(Data records for software interfaces)
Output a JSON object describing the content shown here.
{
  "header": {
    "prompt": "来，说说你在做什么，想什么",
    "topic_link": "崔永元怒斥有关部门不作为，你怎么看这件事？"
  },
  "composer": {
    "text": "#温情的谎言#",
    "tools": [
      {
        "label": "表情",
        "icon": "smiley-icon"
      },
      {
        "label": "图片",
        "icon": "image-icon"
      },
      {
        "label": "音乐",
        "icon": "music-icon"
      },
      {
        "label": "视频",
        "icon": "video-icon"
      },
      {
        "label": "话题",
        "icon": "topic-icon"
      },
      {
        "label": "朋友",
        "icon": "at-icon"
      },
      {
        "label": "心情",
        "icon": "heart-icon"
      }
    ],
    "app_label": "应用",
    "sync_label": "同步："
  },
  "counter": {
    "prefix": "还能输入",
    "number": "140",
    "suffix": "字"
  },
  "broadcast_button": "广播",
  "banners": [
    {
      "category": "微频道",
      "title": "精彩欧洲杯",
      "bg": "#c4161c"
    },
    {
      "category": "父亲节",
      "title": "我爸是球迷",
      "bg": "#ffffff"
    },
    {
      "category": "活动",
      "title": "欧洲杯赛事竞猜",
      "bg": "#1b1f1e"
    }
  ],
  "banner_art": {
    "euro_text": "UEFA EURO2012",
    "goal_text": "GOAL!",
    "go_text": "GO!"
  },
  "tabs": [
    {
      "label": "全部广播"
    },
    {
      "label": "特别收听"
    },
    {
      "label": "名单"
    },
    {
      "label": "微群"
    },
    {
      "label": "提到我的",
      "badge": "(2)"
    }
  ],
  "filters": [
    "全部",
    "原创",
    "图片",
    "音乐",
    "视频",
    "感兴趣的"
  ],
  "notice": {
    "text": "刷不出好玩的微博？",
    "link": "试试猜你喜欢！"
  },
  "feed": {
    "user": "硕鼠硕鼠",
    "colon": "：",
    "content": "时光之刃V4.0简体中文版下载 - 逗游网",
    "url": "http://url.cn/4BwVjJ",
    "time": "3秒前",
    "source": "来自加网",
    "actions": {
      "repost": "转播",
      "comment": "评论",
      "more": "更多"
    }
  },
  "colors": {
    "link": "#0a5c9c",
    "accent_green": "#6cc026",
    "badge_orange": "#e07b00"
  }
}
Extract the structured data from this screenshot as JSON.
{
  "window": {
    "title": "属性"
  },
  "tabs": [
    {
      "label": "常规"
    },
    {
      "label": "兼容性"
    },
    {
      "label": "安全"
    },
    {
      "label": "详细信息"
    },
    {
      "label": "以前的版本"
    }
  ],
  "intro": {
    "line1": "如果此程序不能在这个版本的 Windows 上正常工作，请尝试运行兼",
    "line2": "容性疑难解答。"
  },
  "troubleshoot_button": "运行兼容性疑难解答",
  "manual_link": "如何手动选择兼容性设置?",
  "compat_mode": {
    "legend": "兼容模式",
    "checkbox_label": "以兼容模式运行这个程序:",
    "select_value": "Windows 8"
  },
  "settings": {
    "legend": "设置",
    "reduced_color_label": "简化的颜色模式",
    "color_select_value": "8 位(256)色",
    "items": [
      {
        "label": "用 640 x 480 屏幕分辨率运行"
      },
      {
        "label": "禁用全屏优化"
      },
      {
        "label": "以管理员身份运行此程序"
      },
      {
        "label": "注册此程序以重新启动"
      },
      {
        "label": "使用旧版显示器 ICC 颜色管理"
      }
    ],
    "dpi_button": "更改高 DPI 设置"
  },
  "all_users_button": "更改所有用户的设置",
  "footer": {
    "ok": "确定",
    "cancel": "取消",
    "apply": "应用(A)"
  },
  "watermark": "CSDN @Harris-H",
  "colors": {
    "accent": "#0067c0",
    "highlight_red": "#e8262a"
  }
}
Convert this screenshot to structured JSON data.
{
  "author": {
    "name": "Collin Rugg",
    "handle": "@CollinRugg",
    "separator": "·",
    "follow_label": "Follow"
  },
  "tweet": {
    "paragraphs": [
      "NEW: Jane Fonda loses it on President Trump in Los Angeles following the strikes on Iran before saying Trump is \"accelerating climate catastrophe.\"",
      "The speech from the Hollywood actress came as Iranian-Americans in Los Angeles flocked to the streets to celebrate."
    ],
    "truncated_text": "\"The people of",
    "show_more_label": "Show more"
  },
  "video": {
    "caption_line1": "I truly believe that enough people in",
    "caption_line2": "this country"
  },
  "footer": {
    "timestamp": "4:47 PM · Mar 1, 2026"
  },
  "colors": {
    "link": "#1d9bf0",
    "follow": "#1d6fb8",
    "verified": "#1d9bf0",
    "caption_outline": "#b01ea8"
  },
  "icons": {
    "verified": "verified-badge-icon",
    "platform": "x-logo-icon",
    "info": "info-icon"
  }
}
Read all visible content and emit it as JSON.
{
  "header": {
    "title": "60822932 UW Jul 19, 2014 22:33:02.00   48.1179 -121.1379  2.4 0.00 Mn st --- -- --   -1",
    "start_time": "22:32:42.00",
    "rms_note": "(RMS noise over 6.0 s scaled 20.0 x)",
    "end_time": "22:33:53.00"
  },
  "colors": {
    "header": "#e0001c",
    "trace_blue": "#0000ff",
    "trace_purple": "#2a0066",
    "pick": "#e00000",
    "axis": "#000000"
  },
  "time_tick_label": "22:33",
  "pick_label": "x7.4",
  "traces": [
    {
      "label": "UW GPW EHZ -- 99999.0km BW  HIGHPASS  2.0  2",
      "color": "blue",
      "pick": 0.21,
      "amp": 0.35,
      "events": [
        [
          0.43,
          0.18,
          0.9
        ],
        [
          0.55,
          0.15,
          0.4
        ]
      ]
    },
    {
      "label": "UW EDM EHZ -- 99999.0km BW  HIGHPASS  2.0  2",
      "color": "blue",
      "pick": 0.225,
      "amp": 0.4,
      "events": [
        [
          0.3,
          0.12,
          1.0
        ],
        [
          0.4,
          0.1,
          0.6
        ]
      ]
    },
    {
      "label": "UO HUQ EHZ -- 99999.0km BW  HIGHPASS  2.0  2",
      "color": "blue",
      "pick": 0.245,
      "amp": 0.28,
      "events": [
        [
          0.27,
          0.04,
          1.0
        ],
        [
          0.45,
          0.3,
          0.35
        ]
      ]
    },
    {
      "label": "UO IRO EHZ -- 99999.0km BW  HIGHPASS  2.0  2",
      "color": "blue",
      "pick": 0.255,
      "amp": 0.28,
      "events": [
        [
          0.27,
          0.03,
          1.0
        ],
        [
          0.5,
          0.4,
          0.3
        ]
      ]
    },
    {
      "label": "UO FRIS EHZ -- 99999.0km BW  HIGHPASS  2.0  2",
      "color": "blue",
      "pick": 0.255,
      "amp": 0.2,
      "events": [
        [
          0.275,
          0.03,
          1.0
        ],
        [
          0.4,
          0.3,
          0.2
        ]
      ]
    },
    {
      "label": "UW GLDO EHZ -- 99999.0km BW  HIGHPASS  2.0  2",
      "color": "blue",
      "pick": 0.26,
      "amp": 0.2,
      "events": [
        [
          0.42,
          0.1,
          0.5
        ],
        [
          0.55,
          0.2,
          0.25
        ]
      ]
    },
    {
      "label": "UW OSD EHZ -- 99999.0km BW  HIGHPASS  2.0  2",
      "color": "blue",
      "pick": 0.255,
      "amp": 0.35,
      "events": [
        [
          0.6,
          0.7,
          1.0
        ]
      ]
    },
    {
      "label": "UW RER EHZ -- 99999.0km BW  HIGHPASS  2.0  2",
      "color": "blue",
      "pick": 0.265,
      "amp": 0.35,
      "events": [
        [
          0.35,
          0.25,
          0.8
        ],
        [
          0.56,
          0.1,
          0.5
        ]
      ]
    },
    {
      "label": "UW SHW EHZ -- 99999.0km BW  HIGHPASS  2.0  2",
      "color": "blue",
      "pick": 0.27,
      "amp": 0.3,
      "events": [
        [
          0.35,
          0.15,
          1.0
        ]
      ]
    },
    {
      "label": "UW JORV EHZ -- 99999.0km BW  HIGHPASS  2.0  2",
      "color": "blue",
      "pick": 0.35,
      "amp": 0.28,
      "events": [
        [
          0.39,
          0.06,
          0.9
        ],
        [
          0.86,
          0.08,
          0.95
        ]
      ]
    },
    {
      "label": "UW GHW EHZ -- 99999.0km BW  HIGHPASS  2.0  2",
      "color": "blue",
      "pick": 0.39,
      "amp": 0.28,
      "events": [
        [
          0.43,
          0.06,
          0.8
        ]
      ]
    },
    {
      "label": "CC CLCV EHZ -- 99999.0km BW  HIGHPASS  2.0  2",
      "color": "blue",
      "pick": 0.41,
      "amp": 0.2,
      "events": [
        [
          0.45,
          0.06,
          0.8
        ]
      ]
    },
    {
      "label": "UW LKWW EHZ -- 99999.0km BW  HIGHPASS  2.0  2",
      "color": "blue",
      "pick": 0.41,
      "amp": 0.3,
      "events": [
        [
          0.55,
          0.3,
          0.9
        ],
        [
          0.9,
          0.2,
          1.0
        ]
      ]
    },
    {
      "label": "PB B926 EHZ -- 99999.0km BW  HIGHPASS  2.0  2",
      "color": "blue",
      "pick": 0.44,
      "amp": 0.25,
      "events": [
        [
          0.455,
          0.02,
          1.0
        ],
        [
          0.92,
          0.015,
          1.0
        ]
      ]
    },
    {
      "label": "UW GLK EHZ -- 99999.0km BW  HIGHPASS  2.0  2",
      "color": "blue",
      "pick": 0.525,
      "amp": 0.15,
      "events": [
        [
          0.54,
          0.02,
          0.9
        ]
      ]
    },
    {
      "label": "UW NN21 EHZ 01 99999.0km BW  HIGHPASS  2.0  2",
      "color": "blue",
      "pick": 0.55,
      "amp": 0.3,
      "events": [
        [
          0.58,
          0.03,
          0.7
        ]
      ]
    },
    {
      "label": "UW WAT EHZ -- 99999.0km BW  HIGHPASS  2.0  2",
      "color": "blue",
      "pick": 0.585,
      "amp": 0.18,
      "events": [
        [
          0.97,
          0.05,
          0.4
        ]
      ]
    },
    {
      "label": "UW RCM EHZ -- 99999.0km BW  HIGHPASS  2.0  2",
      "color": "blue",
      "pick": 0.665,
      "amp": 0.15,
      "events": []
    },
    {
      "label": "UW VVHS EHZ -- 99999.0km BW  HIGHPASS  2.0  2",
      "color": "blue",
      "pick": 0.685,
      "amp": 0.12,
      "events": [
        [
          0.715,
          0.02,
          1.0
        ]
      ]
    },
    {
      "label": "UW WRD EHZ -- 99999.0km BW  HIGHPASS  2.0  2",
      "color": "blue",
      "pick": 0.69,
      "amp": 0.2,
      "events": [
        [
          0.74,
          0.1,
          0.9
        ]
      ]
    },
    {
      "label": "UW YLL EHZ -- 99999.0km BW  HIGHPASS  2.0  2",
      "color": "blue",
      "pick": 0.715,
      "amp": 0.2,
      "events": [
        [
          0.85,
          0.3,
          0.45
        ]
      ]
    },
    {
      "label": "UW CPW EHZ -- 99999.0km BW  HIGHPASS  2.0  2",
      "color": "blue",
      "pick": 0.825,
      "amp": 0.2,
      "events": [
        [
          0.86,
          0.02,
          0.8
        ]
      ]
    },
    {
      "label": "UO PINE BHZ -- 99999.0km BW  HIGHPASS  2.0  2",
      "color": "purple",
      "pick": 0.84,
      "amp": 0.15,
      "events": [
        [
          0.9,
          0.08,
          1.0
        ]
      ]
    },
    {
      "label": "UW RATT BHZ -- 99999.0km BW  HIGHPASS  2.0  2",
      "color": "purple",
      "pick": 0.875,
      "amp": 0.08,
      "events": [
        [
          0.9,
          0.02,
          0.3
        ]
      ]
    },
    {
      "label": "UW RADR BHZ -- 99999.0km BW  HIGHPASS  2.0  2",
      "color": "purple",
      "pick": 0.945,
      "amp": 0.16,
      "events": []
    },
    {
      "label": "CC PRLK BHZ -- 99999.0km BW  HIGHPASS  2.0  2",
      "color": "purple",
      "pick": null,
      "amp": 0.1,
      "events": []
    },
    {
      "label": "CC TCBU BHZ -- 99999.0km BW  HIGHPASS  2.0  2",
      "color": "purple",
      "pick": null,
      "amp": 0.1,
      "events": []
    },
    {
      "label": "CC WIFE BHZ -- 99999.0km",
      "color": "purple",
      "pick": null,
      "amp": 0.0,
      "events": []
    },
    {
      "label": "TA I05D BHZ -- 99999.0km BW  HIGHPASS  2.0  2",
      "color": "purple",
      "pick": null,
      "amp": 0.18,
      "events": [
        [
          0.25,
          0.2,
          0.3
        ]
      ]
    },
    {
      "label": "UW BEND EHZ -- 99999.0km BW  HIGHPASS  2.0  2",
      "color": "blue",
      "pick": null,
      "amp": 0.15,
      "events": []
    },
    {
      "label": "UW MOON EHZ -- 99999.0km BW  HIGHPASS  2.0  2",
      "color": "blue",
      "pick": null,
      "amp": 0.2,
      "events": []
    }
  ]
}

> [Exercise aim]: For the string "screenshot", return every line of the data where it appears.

> [Response to the task]:
Extract the structured data from this screenshot as JSON.
Convert this screenshot to structured JSON data.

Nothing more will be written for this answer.